52 Ancestors in 52 Weeks – 28 – Travel

When I thought about this theme, I realized that I know little about how most of my ancestors traveled. But then I remembered that I have used at least three different sources to learn about their travels: by train, sailing ship and covered wagon.

1. I interviewed my father, Lester Albertson, before he passed away in 2004. He told me that when he and his parents and two sisters came to Oregon from Kansas in 1911, they rode the train. His father, Oran Jesse Albertson, had worked for the railroad back in Kansas, so they had a pass. Apparently they traveled from Goodland, Kansas to Portland, Oregon and then continued south to Halsey, Oregon where Oran's brother Arthur lived.

2. When my immigrant Falk gt-grandparents came from Prussia to the United States in 1858 the passenger list gives the name of the sailing ship they came on. It was a bark named Wieland. I have a picture of a bark named Wieland, but it was built in 1862 and was larger as Lloyd's Register found on the Mystic Seaport website, show the earlier Wieland tonnage to be 512 and the later one was 632. But I believe as they were both barks, they probably had a very similar appearance.

2. In 1938, before I was born, the Bond family reunion printed a booklet with the journal entries of my 2nd gt-granduncle George Bond on the trip from Iowa to Oregon in 1853. Since this was over the Oregon Trail, it is logical to believe they traveled by covered wagon. It makes it more believable when the entry for April 9 stated that they “loded the wagons.” But they apparently did use tents while camping along the way because on May 14 George recorded that a storm prevented them from pitching their tents.

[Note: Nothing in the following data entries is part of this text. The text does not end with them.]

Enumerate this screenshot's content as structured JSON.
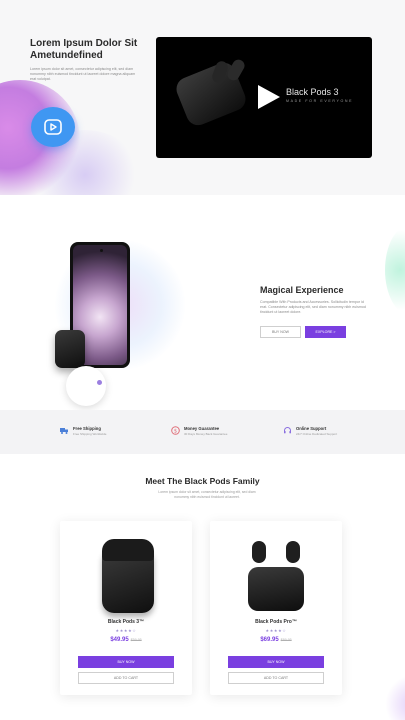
{
  "hero": {
    "title": "Lorem Ipsum Dolor Sit Ametundefined",
    "text": "Lorem ipsum dolor sit amet, consectetur adipiscing elit, sed diam nonummy nibh euismod tincidunt ut laoreet dolore magna aliquam erat volutpat.",
    "video_title": "Black Pods 3",
    "video_subtitle": "MADE FOR EVERYONE",
    "accent": "#3f97f2"
  },
  "feature_section": {
    "title": "Magical Experience",
    "text": "Compatible With Products and Accessories. Sollicitudin tempor id erat. Consectetur adipiscing elit, sed diam nonummy nibh euismod tincidunt ut laoreet dolore.",
    "button_secondary": "BUY NOW",
    "button_primary": "EXPLORE  >"
  },
  "features": [
    {
      "icon": "truck-icon",
      "title": "Free Shipping",
      "subtitle": "Free Shipping Worldwide"
    },
    {
      "icon": "money-icon",
      "title": "Money Guarantee",
      "subtitle": "30 Days Money Back Guarantee"
    },
    {
      "icon": "headset-icon",
      "title": "Online Support",
      "subtitle": "24/7 Online Dedicated Support"
    }
  ],
  "products_section": {
    "title": "Meet The Black Pods Family",
    "subtitle": "Lorem ipsum dolor sit amet, consectetur adipiscing elit, sed diam nonummy nibh euismod tincidunt ut laoreet.",
    "accent": "#7a3fe0"
  },
  "products": [
    {
      "name": "Black Pods 3™",
      "stars": "★★★★☆",
      "price": "$49.95",
      "old_price": "$59.95",
      "buy": "BUY NOW",
      "cart": "ADD TO CART"
    },
    {
      "name": "Black Pods Pro™",
      "stars": "★★★★☆",
      "price": "$69.95",
      "old_price": "$89.95",
      "buy": "BUY NOW",
      "cart": "ADD TO CART"
    }
  ]
}
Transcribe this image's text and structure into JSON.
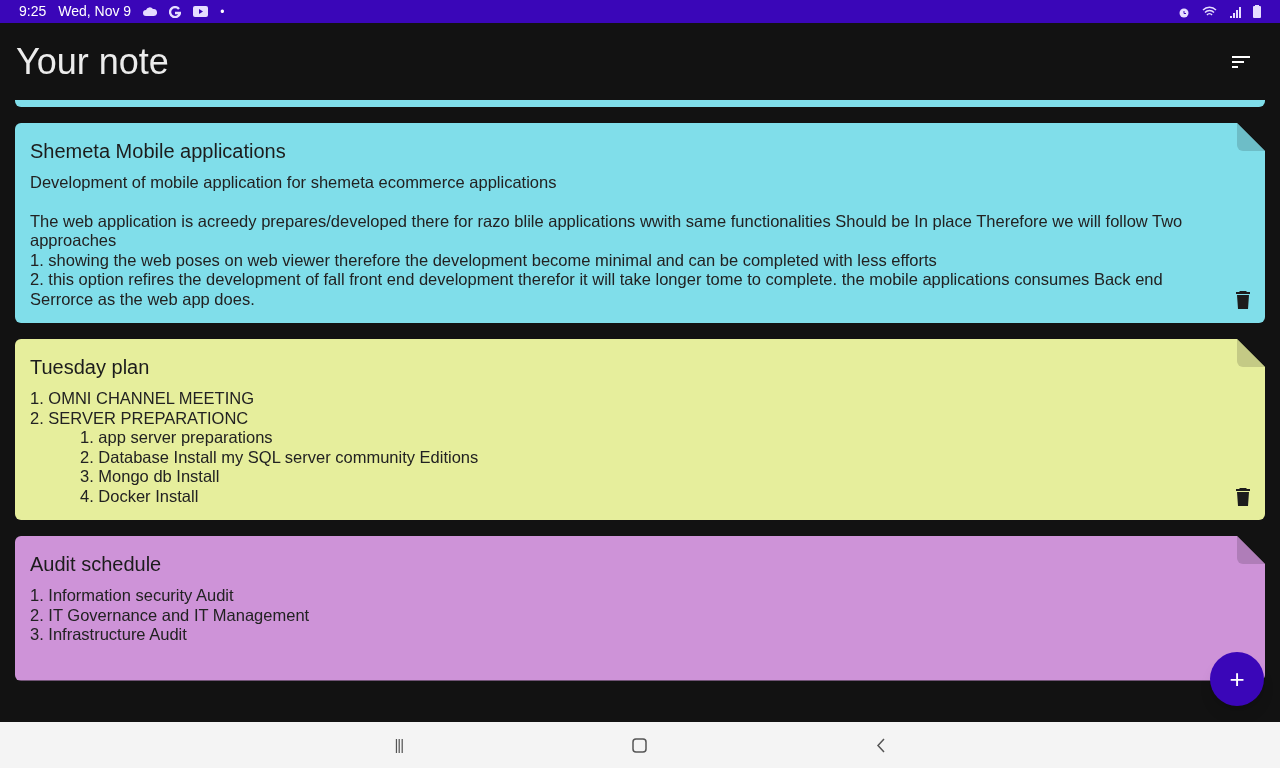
{
  "status_bar": {
    "time": "9:25",
    "date": "Wed, Nov 9",
    "dot": "•"
  },
  "app_bar": {
    "title": "Your note"
  },
  "notes": [
    {
      "title": "Shemeta Mobile applications",
      "color": "#80deea",
      "blocks": [
        {
          "lines": [
            {
              "text": "Development of mobile application for shemeta ecommerce applications"
            }
          ]
        },
        {
          "lines": [
            {
              "text": "The web application is acreedy prepares/developed there for razo blile applications wwith same functionalities Should be In place Therefore we will follow Two approaches"
            },
            {
              "text": "1. showing the web poses on web viewer therefore the development become minimal and can be completed with less efforts"
            },
            {
              "text": "2. this option refires the development of fall front end development therefor it will take longer tome to complete. the mobile applications consumes Back end Serrorce as the web app does."
            }
          ]
        }
      ]
    },
    {
      "title": "Tuesday plan",
      "color": "#e6ee9c",
      "blocks": [
        {
          "lines": [
            {
              "text": "1. OMNI CHANNEL MEETING"
            },
            {
              "text": "2. SERVER PREPARATIONC",
              "children": [
                {
                  "text": "1. app server preparations"
                },
                {
                  "text": "2. Database Install my SQL server community Editions"
                },
                {
                  "text": "3. Mongo db Install"
                },
                {
                  "text": "4. Docker Install"
                }
              ]
            }
          ]
        }
      ]
    },
    {
      "title": "Audit schedule",
      "color": "#ce93d8",
      "blocks": [
        {
          "lines": [
            {
              "text": "1. Information security Audit"
            },
            {
              "text": "2. IT Governance and IT Management"
            },
            {
              "text": "3. Infrastructure Audit"
            }
          ]
        }
      ]
    }
  ],
  "fab": {
    "symbol": "+"
  },
  "nav_bar": {
    "recents": "|||"
  }
}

I have always felt so fortunate to be able to read the daily travels for that group which included my 2nd gt-grandparents and 2 sets of 3rd gt-grandparents as well as over 30 other relatives.